[Interface dataset entries]
______________________________

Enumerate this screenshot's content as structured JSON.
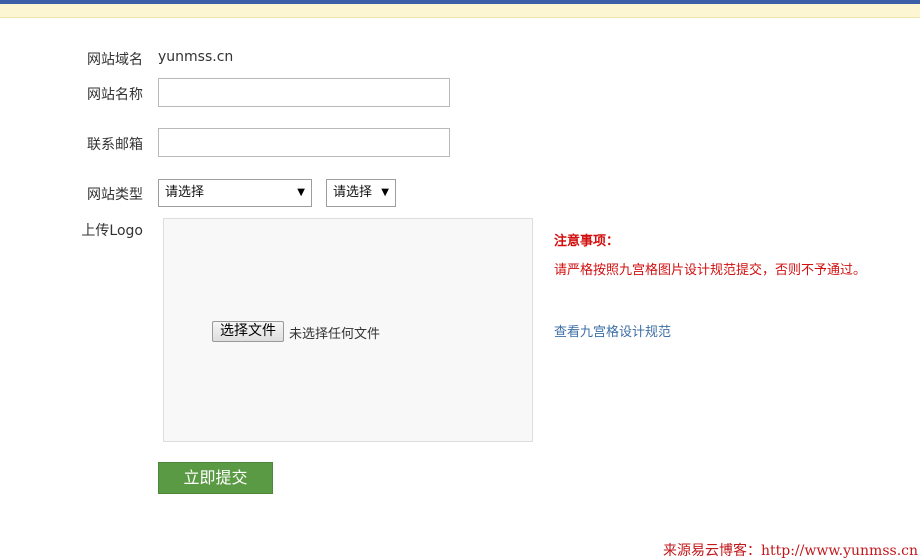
{
  "form": {
    "domain_label": "网站域名",
    "domain_value": "yunmss.cn",
    "name_label": "网站名称",
    "name_value": "",
    "email_label": "联系邮箱",
    "email_value": "",
    "type_label": "网站类型",
    "type_select_primary": "请选择",
    "type_select_secondary": "请选择",
    "logo_label": "上传Logo",
    "file_button_label": "选择文件",
    "file_status": "未选择任何文件",
    "submit_label": "立即提交"
  },
  "notice": {
    "title": "注意事项：",
    "text": "请严格按照九宫格图片设计规范提交，否则不予通过。",
    "link_label": "查看九宫格设计规范"
  },
  "watermark": "来源易云博客：http://www.yunmss.cn",
  "colors": {
    "accent_blue": "#3d5fa8",
    "header_band": "#fdf6d3",
    "notice_red": "#d20f0f",
    "link_blue": "#3e6fa6",
    "submit_green": "#5b9a44"
  },
  "icons": {
    "select_arrow": "caret-down-icon"
  }
}
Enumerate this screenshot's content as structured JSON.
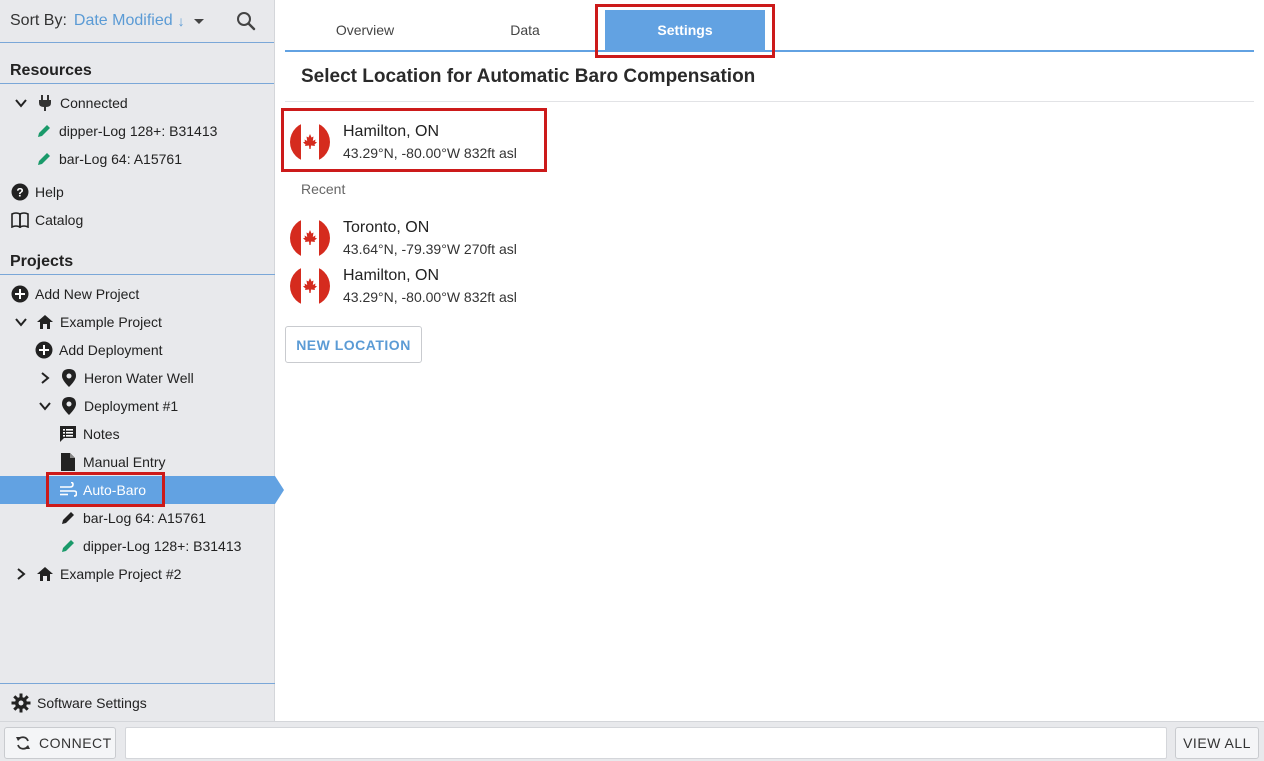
{
  "sortbar": {
    "label": "Sort By:",
    "value": "Date Modified",
    "direction_glyph": "↓"
  },
  "resources": {
    "title": "Resources",
    "connected_label": "Connected",
    "devices": [
      {
        "label": "dipper-Log 128+: B31413"
      },
      {
        "label": "bar-Log 64: A15761"
      }
    ],
    "help_label": "Help",
    "catalog_label": "Catalog"
  },
  "projects": {
    "title": "Projects",
    "add_project_label": "Add New Project",
    "example_project": "Example Project",
    "add_deployment_label": "Add Deployment",
    "heron_label": "Heron Water Well",
    "deployment_label": "Deployment #1",
    "notes_label": "Notes",
    "manual_entry_label": "Manual Entry",
    "auto_baro_label": "Auto-Baro",
    "deployment_devices": [
      {
        "label": "bar-Log 64: A15761"
      },
      {
        "label": "dipper-Log 128+: B31413"
      }
    ],
    "example_project_2": "Example Project #2"
  },
  "software_settings_label": "Software Settings",
  "bottombar": {
    "connect_label": "CONNECT",
    "view_all_label": "VIEW ALL"
  },
  "tabs": [
    {
      "label": "Overview"
    },
    {
      "label": "Data"
    },
    {
      "label": "Settings"
    }
  ],
  "main": {
    "title": "Select Location for Automatic Baro Compensation",
    "selected": {
      "name": "Hamilton, ON",
      "coords": "43.29°N, -80.00°W 832ft asl"
    },
    "recent_label": "Recent",
    "recent": [
      {
        "name": "Toronto, ON",
        "coords": "43.64°N, -79.39°W 270ft asl"
      },
      {
        "name": "Hamilton, ON",
        "coords": "43.29°N, -80.00°W 832ft asl"
      }
    ],
    "new_location_label": "NEW LOCATION"
  },
  "colors": {
    "accent": "#62a2e2",
    "highlight": "#cc1a1a",
    "canada_red": "#d52b1e",
    "edit_green": "#1a9a6a"
  }
}
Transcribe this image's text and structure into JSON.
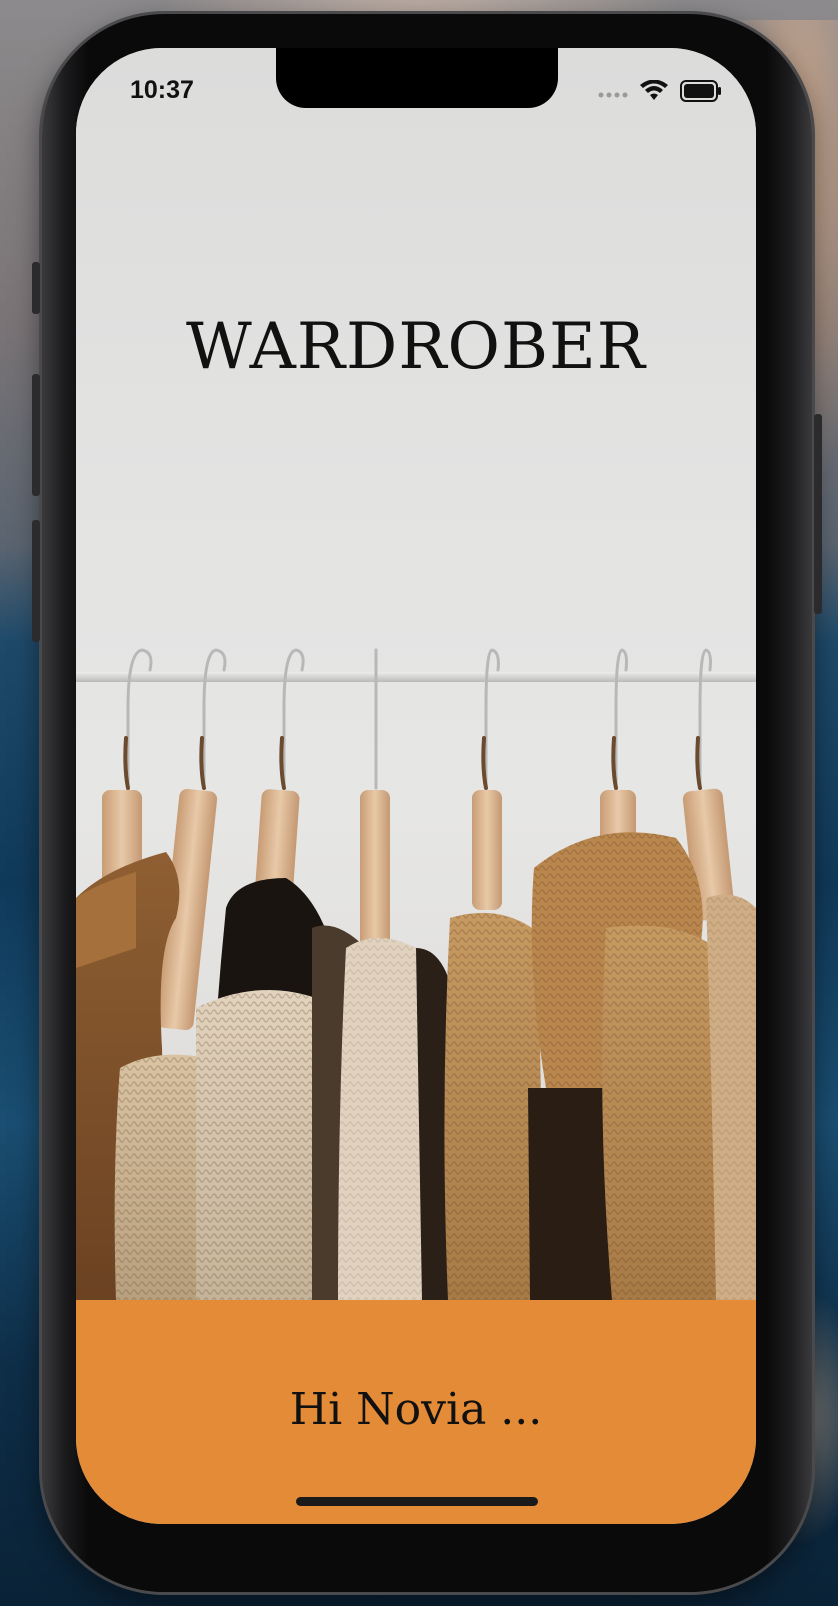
{
  "status_bar": {
    "time": "10:37",
    "signal_icon": "cellular-signal-icon",
    "wifi_icon": "wifi-icon",
    "battery_icon": "battery-icon"
  },
  "app": {
    "title": "WARDROBER",
    "greeting": "Hi Novia ..."
  },
  "colors": {
    "accent": "#e48b37",
    "background": "#dededd",
    "text": "#111111"
  }
}
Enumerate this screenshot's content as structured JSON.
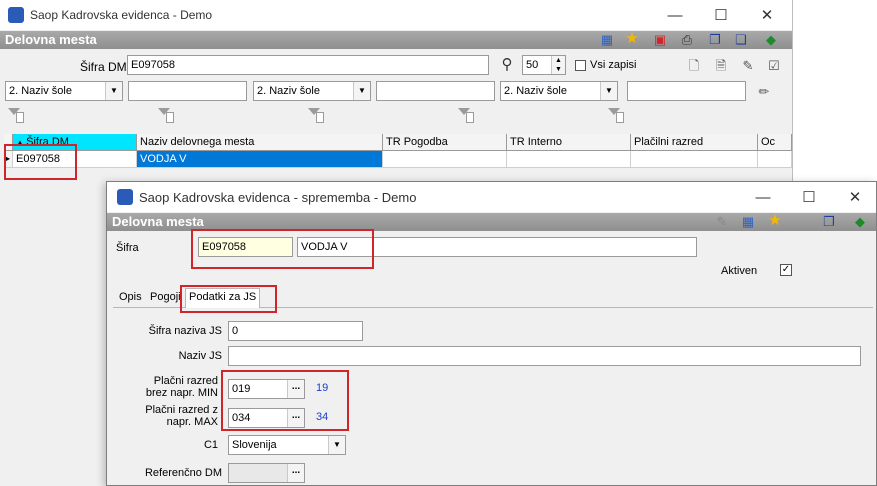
{
  "main_window": {
    "title": "Saop Kadrovska evidenca - Demo",
    "controls": {
      "minimize": "—",
      "maximize": "☐",
      "close": "✕"
    },
    "section_title": "Delovna mesta",
    "search": {
      "label": "Šifra DM",
      "value": "E097058",
      "count": "50",
      "all_records_label": "Vsi zapisi"
    },
    "filters": [
      {
        "combo": "2. Naziv šole",
        "text": ""
      },
      {
        "combo": "2. Naziv šole",
        "text": ""
      },
      {
        "combo": "2. Naziv šole",
        "text": ""
      }
    ],
    "grid": {
      "columns": [
        "Šifra DM",
        "Naziv delovnega mesta",
        "TR Pogodba",
        "TR Interno",
        "Plačilni razred",
        "Oc"
      ],
      "rows": [
        [
          "E097058",
          "VODJA V",
          "",
          "",
          "",
          ""
        ]
      ]
    },
    "icons": [
      "tree-icon",
      "star-icon",
      "delete-icon",
      "print-icon",
      "copy-icon",
      "export-icon",
      "book-icon",
      "new-doc-icon",
      "edit-doc-icon",
      "note-icon",
      "check-doc-icon",
      "pencil-icon"
    ]
  },
  "dialog": {
    "title": "Saop Kadrovska evidenca - sprememba - Demo",
    "controls": {
      "minimize": "—",
      "maximize": "☐",
      "close": "✕"
    },
    "section_title": "Delovna mesta",
    "sifra_label": "Šifra",
    "sifra_value": "E097058",
    "naziv_value": "VODJA V",
    "aktiven_label": "Aktiven",
    "aktiven_checked": "✓",
    "tabs": [
      "Opis",
      "Pogoji",
      "Podatki za JS"
    ],
    "active_tab": "Podatki za JS",
    "fields": {
      "sifra_naziva_js": {
        "label": "Šifra naziva JS",
        "value": "0"
      },
      "naziv_js": {
        "label": "Naziv JS",
        "value": ""
      },
      "placni_min": {
        "label_line1": "Plačni razred",
        "label_line2": "brez napr. MIN",
        "value": "019",
        "extra": "19"
      },
      "placni_max": {
        "label_line1": "Plačni razred z",
        "label_line2": "napr. MAX",
        "value": "034",
        "extra": "34"
      },
      "c1": {
        "label": "C1",
        "value": "Slovenija"
      },
      "referencno_dm": {
        "label": "Referenčno DM",
        "value": ""
      }
    }
  },
  "colors": {
    "highlight": "#0078d7",
    "selection_cyan": "#00e5ff",
    "accent_red": "#d0262b",
    "link_blue": "#1a3fcc",
    "yellow_field": "#ffffe1"
  }
}
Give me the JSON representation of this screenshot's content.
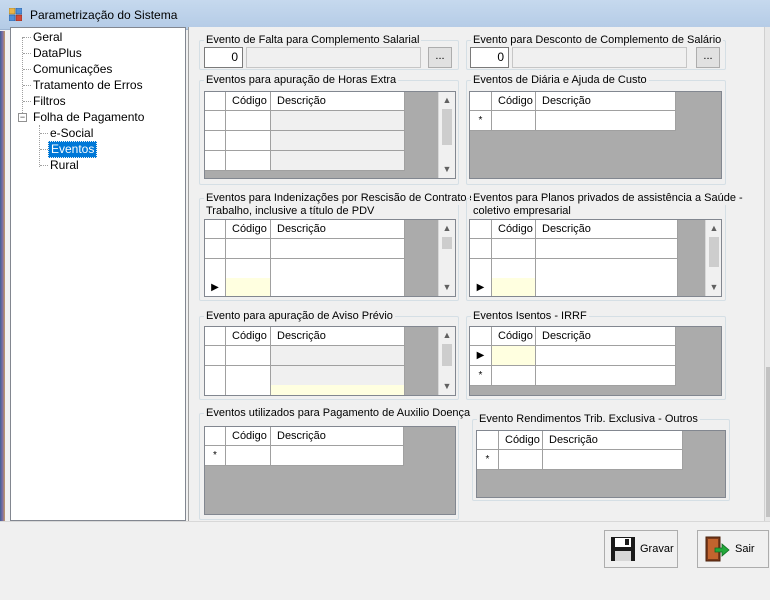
{
  "window": {
    "title": "Parametrização do Sistema"
  },
  "tree": {
    "items": [
      {
        "label": "Geral"
      },
      {
        "label": "DataPlus"
      },
      {
        "label": "Comunicações"
      },
      {
        "label": "Tratamento de Erros"
      },
      {
        "label": "Filtros"
      },
      {
        "label": "Folha de Pagamento",
        "expander": "−"
      },
      {
        "label": "e-Social"
      },
      {
        "label": "Eventos",
        "selected": true
      },
      {
        "label": "Rural"
      }
    ]
  },
  "columns": {
    "codigo": "Código",
    "descricao": "Descrição"
  },
  "markers": {
    "new_row": "*",
    "current_row": "▶",
    "ellipsis": "..."
  },
  "sections": {
    "falta": {
      "label": "Evento de Falta para Complemento Salarial",
      "value": "0"
    },
    "desconto": {
      "label": "Evento para Desconto de Complemento de Salário",
      "value": "0"
    },
    "horas_extra": {
      "label": "Eventos para apuração de Horas Extra"
    },
    "diaria": {
      "label": "Eventos de Diária e Ajuda de Custo"
    },
    "indenizacoes": {
      "label_line1": "Eventos para Indenizações por Rescisão de Contrato de",
      "label_line2": "Trabalho, inclusive a título de PDV"
    },
    "planos_saude": {
      "label_line1": "Eventos para Planos privados de assistência a Saúde -",
      "label_line2": "coletivo empresarial"
    },
    "aviso_previo": {
      "label": "Evento para apuração de Aviso Prévio"
    },
    "isentos_irrf": {
      "label": "Eventos Isentos - IRRF"
    },
    "auxilio_doenca": {
      "label": "Eventos utilizados para Pagamento de Auxilio Doença"
    },
    "rendimentos": {
      "label": "Evento Rendimentos Trib. Exclusiva - Outros"
    }
  },
  "buttons": {
    "gravar": "Gravar",
    "sair": "Sair"
  },
  "colors": {
    "selection": "#0078d7",
    "grid_background": "#ababab",
    "new_row_cell": "#ffffe0"
  }
}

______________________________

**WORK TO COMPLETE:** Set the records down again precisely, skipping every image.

**TASK OUTPUT:**
Enumerate this screenshot's content as structured JSON.
{
  "form": {
    "domain_label": "网站域名",
    "domain_value": "yunmss.cn",
    "name_label": "网站名称",
    "name_value": "",
    "email_label": "联系邮箱",
    "email_value": "",
    "type_label": "网站类型",
    "type_select_primary": "请选择",
    "type_select_secondary": "请选择",
    "logo_label": "上传Logo",
    "file_button_label": "选择文件",
    "file_status": "未选择任何文件",
    "submit_label": "立即提交"
  },
  "notice": {
    "title": "注意事项：",
    "text": "请严格按照九宫格图片设计规范提交，否则不予通过。",
    "link_label": "查看九宫格设计规范"
  },
  "watermark": "来源易云博客：http://www.yunmss.cn",
  "colors": {
    "accent_blue": "#3d5fa8",
    "header_band": "#fdf6d3",
    "notice_red": "#d20f0f",
    "link_blue": "#3e6fa6",
    "submit_green": "#5b9a44"
  },
  "icons": {
    "select_arrow": "caret-down-icon"
  }
}
Enumerate this screenshot's content as structured JSON.
{
  "sortbar": {
    "label": "Sort By:",
    "value": "Date Modified",
    "direction_glyph": "↓"
  },
  "resources": {
    "title": "Resources",
    "connected_label": "Connected",
    "devices": [
      {
        "label": "dipper-Log 128+: B31413"
      },
      {
        "label": "bar-Log 64: A15761"
      }
    ],
    "help_label": "Help",
    "catalog_label": "Catalog"
  },
  "projects": {
    "title": "Projects",
    "add_project_label": "Add New Project",
    "example_project": "Example Project",
    "add_deployment_label": "Add Deployment",
    "heron_label": "Heron Water Well",
    "deployment_label": "Deployment #1",
    "notes_label": "Notes",
    "manual_entry_label": "Manual Entry",
    "auto_baro_label": "Auto-Baro",
    "deployment_devices": [
      {
        "label": "bar-Log 64: A15761"
      },
      {
        "label": "dipper-Log 128+: B31413"
      }
    ],
    "example_project_2": "Example Project #2"
  },
  "software_settings_label": "Software Settings",
  "bottombar": {
    "connect_label": "CONNECT",
    "view_all_label": "VIEW ALL"
  },
  "tabs": [
    {
      "label": "Overview"
    },
    {
      "label": "Data"
    },
    {
      "label": "Settings"
    }
  ],
  "main": {
    "title": "Select Location for Automatic Baro Compensation",
    "selected": {
      "name": "Hamilton, ON",
      "coords": "43.29°N, -80.00°W 832ft asl"
    },
    "recent_label": "Recent",
    "recent": [
      {
        "name": "Toronto, ON",
        "coords": "43.64°N, -79.39°W 270ft asl"
      },
      {
        "name": "Hamilton, ON",
        "coords": "43.29°N, -80.00°W 832ft asl"
      }
    ],
    "new_location_label": "NEW LOCATION"
  },
  "colors": {
    "accent": "#62a2e2",
    "highlight": "#cc1a1a",
    "canada_red": "#d52b1e",
    "edit_green": "#1a9a6a"
  }
}
Transcribe this image's text and structure into JSON.
{
  "status_bar": {
    "time": "10:37",
    "signal_icon": "cellular-signal-icon",
    "wifi_icon": "wifi-icon",
    "battery_icon": "battery-icon"
  },
  "app": {
    "title": "WARDROBER",
    "greeting": "Hi Novia ..."
  },
  "colors": {
    "accent": "#e48b37",
    "background": "#dededd",
    "text": "#111111"
  }
}
Enumerate this screenshot's content as structured JSON.
{
  "main_window": {
    "title": "Saop Kadrovska evidenca - Demo",
    "controls": {
      "minimize": "—",
      "maximize": "☐",
      "close": "✕"
    },
    "section_title": "Delovna mesta",
    "search": {
      "label": "Šifra DM",
      "value": "E097058",
      "count": "50",
      "all_records_label": "Vsi zapisi"
    },
    "filters": [
      {
        "combo": "2. Naziv šole",
        "text": ""
      },
      {
        "combo": "2. Naziv šole",
        "text": ""
      },
      {
        "combo": "2. Naziv šole",
        "text": ""
      }
    ],
    "grid": {
      "columns": [
        "Šifra DM",
        "Naziv delovnega mesta",
        "TR Pogodba",
        "TR Interno",
        "Plačilni razred",
        "Oc"
      ],
      "rows": [
        [
          "E097058",
          "VODJA V",
          "",
          "",
          "",
          ""
        ]
      ]
    },
    "icons": [
      "tree-icon",
      "star-icon",
      "delete-icon",
      "print-icon",
      "copy-icon",
      "export-icon",
      "book-icon",
      "new-doc-icon",
      "edit-doc-icon",
      "note-icon",
      "check-doc-icon",
      "pencil-icon"
    ]
  },
  "dialog": {
    "title": "Saop Kadrovska evidenca - sprememba - Demo",
    "controls": {
      "minimize": "—",
      "maximize": "☐",
      "close": "✕"
    },
    "section_title": "Delovna mesta",
    "sifra_label": "Šifra",
    "sifra_value": "E097058",
    "naziv_value": "VODJA V",
    "aktiven_label": "Aktiven",
    "aktiven_checked": "✓",
    "tabs": [
      "Opis",
      "Pogoji",
      "Podatki za JS"
    ],
    "active_tab": "Podatki za JS",
    "fields": {
      "sifra_naziva_js": {
        "label": "Šifra naziva JS",
        "value": "0"
      },
      "naziv_js": {
        "label": "Naziv JS",
        "value": ""
      },
      "placni_min": {
        "label_line1": "Plačni razred",
        "label_line2": "brez napr. MIN",
        "value": "019",
        "extra": "19"
      },
      "placni_max": {
        "label_line1": "Plačni razred z",
        "label_line2": "napr. MAX",
        "value": "034",
        "extra": "34"
      },
      "c1": {
        "label": "C1",
        "value": "Slovenija"
      },
      "referencno_dm": {
        "label": "Referenčno DM",
        "value": ""
      }
    }
  },
  "colors": {
    "highlight": "#0078d7",
    "selection_cyan": "#00e5ff",
    "accent_red": "#d0262b",
    "link_blue": "#1a3fcc",
    "yellow_field": "#ffffe1"
  }
}
Give me the JSON representation of this screenshot's content.
{
  "window": {
    "title": "Parametrização do Sistema"
  },
  "tree": {
    "items": [
      {
        "label": "Geral"
      },
      {
        "label": "DataPlus"
      },
      {
        "label": "Comunicações"
      },
      {
        "label": "Tratamento de Erros"
      },
      {
        "label": "Filtros"
      },
      {
        "label": "Folha de Pagamento",
        "expander": "−"
      },
      {
        "label": "e-Social"
      },
      {
        "label": "Eventos",
        "selected": true
      },
      {
        "label": "Rural"
      }
    ]
  },
  "columns": {
    "codigo": "Código",
    "descricao": "Descrição"
  },
  "markers": {
    "new_row": "*",
    "current_row": "▶",
    "ellipsis": "..."
  },
  "sections": {
    "falta": {
      "label": "Evento de Falta para Complemento Salarial",
      "value": "0"
    },
    "desconto": {
      "label": "Evento para Desconto de Complemento de Salário",
      "value": "0"
    },
    "horas_extra": {
      "label": "Eventos para apuração de Horas Extra"
    },
    "diaria": {
      "label": "Eventos de Diária e Ajuda de Custo"
    },
    "indenizacoes": {
      "label_line1": "Eventos para Indenizações por Rescisão de Contrato de",
      "label_line2": "Trabalho, inclusive a título de PDV"
    },
    "planos_saude": {
      "label_line1": "Eventos para Planos privados de assistência a Saúde -",
      "label_line2": "coletivo empresarial"
    },
    "aviso_previo": {
      "label": "Evento para apuração de Aviso Prévio"
    },
    "isentos_irrf": {
      "label": "Eventos Isentos - IRRF"
    },
    "auxilio_doenca": {
      "label": "Eventos utilizados para Pagamento de Auxilio Doença"
    },
    "rendimentos": {
      "label": "Evento Rendimentos Trib. Exclusiva - Outros"
    }
  },
  "buttons": {
    "gravar": "Gravar",
    "sair": "Sair"
  },
  "colors": {
    "selection": "#0078d7",
    "grid_background": "#ababab",
    "new_row_cell": "#ffffe0"
  }
}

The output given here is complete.